Wildfires, Vulnerability, and Gratitude
Fire! Four fires sprung up west and south of my house on Tuesday and Wednesday. I saw them burning hot in the distance, red flaring through the clouds of smoke that darkened the late-afternoon skies. Rainy season brought an abundance of the wet stuff a few weeks ago. Since then, the skies, although resounding with startling thunder the last several afternoons, have yet to loosen rainy season’s balm of cool moisture into the earth in my part of Florida.
Late yesterday afternoon, we saw three fires in the distance. Five miles or so due west, one brought smoke into my yard. More disturbing was the ash falling snow-like from the sky. But as soon as the once-gray flakes landed, they announced their lack of moisture and dusted the driveway with soot. We watched the flakes tumble to the ground, and after studying them, noted they were only ash, blown the intervening miles by an east-moving wind. None were hot.
Even so, I didn’t feel safe. In fact, I felt vulnerable, being aware of the fire devastation in Colorado the last month.
I imagined puny efforts on my part if the ash had been hot. What could I do? Would I stand in my yard wetting everything down with a garden hose? In the face of a threatening fire, I knew I would feel helpless, as so many have in the past and likely will in the future.
I cannot compare anything I felt watching that ash fall down with anything felt by people whose lives have been consumed by fire or flood, hurricane or tornado. I’ve been spared Nature’s wrath for the most part, although my life has been touched by other disasters and fraught with other challenges.

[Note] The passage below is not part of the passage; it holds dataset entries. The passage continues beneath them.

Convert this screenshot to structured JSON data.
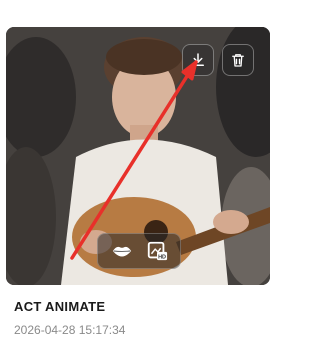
{
  "card": {
    "title": "ACT ANIMATE",
    "timestamp": "2026-04-28 15:17:34"
  },
  "actions": {
    "download_icon": "download-icon",
    "delete_icon": "trash-icon"
  },
  "tools": [
    {
      "icon": "lips-icon"
    },
    {
      "icon": "hd-enhance-icon",
      "badge": "HD"
    }
  ],
  "colors": {
    "annotation_arrow": "#e8302a",
    "title": "#1a1a1a",
    "timestamp": "#8a8a8a"
  }
}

I watched the three fires burn. I touched the ash. The ash turned to soot. I again noted the distance, that my loved ones and I were, indeed, safe and secure, at least on that day, at that time. I felt the simple emotion of gratitude.

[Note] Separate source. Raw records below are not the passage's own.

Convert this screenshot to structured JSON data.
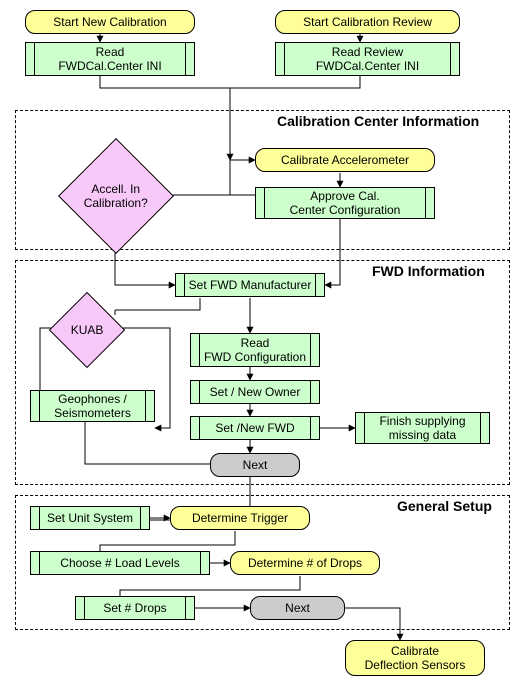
{
  "start1": "Start New Calibration",
  "start2": "Start Calibration Review",
  "readIni": "Read\nFWDCal.Center INI",
  "readReviewIni": "Read Review\nFWDCal.Center INI",
  "sec1": {
    "title": "Calibration Center Information",
    "decision": "Accell. In\nCalibration?",
    "calAccel": "Calibrate Accelerometer",
    "approve": "Approve Cal.\nCenter Configuration"
  },
  "sec2": {
    "title": "FWD Information",
    "setMfr": "Set FWD Manufacturer",
    "kuab": "KUAB",
    "geo": "Geophones /\nSeismometers",
    "readFwd": "Read\nFWD Configuration",
    "setOwner": "Set / New Owner",
    "setFwd": "Set /New FWD",
    "finish": "Finish supplying\nmissing data",
    "next": "Next"
  },
  "sec3": {
    "title": "General Setup",
    "unit": "Set Unit System",
    "trigger": "Determine Trigger",
    "loadLevels": "Choose # Load Levels",
    "drops": "Determine # of Drops",
    "setDrops": "Set # Drops",
    "next": "Next",
    "calDefl": "Calibrate\nDeflection Sensors"
  }
}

Early this morning, smoke and low visibility from one still-smoldering fire caused the Florida Highway Patrol to close I-95 from Route 60 in Vero Beach to Route 512 in Sebastian/Fellsmere. During my daily walk, a bright-red helicopter—looking much like a dragonfly in the distance—circled the fire area south of me. Although small and somewhat contained, the fire continues to burn, but the highway is open, and I hope this afternoon’s clouds will not be from smoke, but for rain.